A place no Woman dares enter: by African Women in Media
one of the elections to watch out for in 2023 by Council for Foreign Relations is still one of the most male-dominated elections, as out of the 18 presidential aspirants, we have only one female contender! The case of Ms Ojei Princess Chichi, the lone female candidate, is no different from other female contenders before her, making the Nigerian presidential seat a seemingly sacred seat reserved for men. Despite having formidable female candidates like Sarah Jubril from the 2003 presidential election, who garnered 157,560 votes which remains the highest any female has gotten so far in the country. Cultural perceptions of the role of women in society are often weaponised to maintain an unequal status quo for us African women. We have had to deal with being pushed aside and deputised. It has taken the breakthrough of some amazons like Dr Doyin Abiola in Nigeria, Catherine Gicheru in Kenya, Edna Machiriori in Zimbabwe, Nasrin Mohamed Ibrahim in Somalia and many others across Africa who have paved the way for women in media today! Perhaps, the case of the Nigerian political office is synonymous with some of our media organisations, where there is still little to no space at the table for competent female leaders. I posit that, at minimum, we should apply the 35% rule of parliament to the media; imagine a media landscape where at the very least, 35% of board members in media organisations are females and not just family-run establishments but publicly owned companies too. A media industry that is open to gender discourse and the place of gender towards a healthy and inclusive workplace. In 2023, our voices need not just be heard but respected, we demand it, and we’ve earned it. We have paid our dues in every aspect of the word! Media is like the political spaces in many African countries, with several factors against women. From online bullying, name-calling, violence, smear campaigns, hate speech, and so many others; it seems like the stakes are raised against us even before we begin.
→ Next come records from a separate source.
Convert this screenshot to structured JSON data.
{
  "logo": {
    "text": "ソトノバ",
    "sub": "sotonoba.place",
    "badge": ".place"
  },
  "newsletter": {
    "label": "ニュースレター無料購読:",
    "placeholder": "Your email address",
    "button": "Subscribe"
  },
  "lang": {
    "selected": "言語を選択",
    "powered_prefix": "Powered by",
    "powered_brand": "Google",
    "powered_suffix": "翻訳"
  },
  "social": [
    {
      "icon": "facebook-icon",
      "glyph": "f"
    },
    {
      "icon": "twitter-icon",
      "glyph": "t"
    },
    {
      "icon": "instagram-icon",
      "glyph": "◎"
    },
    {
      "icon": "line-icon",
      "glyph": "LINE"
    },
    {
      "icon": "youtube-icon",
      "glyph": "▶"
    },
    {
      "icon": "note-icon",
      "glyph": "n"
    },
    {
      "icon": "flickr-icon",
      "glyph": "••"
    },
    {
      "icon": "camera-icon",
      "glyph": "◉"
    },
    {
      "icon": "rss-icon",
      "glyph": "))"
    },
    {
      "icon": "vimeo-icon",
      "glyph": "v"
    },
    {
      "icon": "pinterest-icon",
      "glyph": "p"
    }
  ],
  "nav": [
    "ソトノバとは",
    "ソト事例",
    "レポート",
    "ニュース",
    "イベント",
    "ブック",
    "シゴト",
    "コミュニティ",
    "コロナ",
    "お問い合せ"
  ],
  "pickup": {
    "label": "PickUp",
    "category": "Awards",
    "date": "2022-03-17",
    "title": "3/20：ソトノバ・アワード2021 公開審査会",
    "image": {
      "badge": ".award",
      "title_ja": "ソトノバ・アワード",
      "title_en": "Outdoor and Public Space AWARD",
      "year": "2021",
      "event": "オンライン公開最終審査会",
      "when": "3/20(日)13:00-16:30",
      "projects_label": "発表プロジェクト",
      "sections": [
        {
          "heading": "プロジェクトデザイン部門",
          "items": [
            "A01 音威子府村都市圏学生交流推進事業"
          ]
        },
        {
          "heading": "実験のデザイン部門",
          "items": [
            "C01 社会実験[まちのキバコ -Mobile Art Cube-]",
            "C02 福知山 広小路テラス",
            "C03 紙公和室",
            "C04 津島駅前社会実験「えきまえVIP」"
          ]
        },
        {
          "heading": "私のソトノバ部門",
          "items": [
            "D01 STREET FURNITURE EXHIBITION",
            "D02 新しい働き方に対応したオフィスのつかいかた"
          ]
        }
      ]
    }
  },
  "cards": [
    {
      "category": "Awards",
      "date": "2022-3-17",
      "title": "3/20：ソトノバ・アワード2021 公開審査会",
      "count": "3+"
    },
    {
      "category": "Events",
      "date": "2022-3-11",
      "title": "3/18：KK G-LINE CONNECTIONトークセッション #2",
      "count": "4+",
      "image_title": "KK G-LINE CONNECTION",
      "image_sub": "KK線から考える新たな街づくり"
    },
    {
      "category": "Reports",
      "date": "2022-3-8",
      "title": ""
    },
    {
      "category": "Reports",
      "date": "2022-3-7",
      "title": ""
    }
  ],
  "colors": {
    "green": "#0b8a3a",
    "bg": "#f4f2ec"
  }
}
We deal with this as a community by supporting one another and cheering for our own. To sum it up, let your ovation be loudest when she wins because her win is our win.